• **ASSIGNMENT**: Write down every entry once more, exactly as it reads.
____________________
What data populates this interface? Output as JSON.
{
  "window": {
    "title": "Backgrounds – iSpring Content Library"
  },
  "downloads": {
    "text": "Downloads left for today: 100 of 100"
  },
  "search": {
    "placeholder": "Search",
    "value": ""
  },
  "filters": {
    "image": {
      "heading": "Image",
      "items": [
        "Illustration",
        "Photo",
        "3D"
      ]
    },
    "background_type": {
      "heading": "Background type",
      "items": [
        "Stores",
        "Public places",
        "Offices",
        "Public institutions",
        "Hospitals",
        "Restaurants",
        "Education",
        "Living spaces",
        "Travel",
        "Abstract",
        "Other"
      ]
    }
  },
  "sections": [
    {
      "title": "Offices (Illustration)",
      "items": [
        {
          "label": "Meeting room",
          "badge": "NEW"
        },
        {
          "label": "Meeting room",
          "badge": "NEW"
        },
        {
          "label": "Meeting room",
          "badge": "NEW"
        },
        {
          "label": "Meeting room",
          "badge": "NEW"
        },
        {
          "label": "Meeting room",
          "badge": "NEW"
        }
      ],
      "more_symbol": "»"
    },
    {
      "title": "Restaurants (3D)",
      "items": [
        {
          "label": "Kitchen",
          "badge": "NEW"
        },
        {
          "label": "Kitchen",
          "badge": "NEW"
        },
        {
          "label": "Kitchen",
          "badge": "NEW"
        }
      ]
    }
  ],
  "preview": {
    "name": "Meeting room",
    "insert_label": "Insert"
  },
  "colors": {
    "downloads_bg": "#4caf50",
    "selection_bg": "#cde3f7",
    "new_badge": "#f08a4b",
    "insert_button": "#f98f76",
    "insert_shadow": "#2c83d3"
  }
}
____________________
• **COMPLETED EXERCISE**:
What data populates this interface? Output as JSON.
{
  "window": {
    "title": "Backgrounds – iSpring Content Library"
  },
  "downloads": {
    "text": "Downloads left for today: 100 of 100"
  },
  "search": {
    "placeholder": "Search",
    "value": ""
  },
  "filters": {
    "image": {
      "heading": "Image",
      "items": [
        "Illustration",
        "Photo",
        "3D"
      ]
    },
    "background_type": {
      "heading": "Background type",
      "items": [
        "Stores",
        "Public places",
        "Offices",
        "Public institutions",
        "Hospitals",
        "Restaurants",
        "Education",
        "Living spaces",
        "Travel",
        "Abstract",
        "Other"
      ]
    }
  },
  "sections": [
    {
      "title": "Offices (Illustration)",
      "items": [
        {
          "label": "Meeting room",
          "badge": "NEW"
        },
        {
          "label": "Meeting room",
          "badge": "NEW"
        },
        {
          "label": "Meeting room",
          "badge": "NEW"
        },
        {
          "label": "Meeting room",
          "badge": "NEW"
        },
        {
          "label": "Meeting room",
          "badge": "NEW"
        }
      ],
      "more_symbol": "»"
    },
    {
      "title": "Restaurants (3D)",
      "items": [
        {
          "label": "Kitchen",
          "badge": "NEW"
        },
        {
          "label": "Kitchen",
          "badge": "NEW"
        },
        {
          "label": "Kitchen",
          "badge": "NEW"
        }
      ]
    }
  ],
  "preview": {
    "name": "Meeting room",
    "insert_label": "Insert"
  },
  "colors": {
    "downloads_bg": "#4caf50",
    "selection_bg": "#cde3f7",
    "new_badge": "#f08a4b",
    "insert_button": "#f98f76",
    "insert_shadow": "#2c83d3"
  }
}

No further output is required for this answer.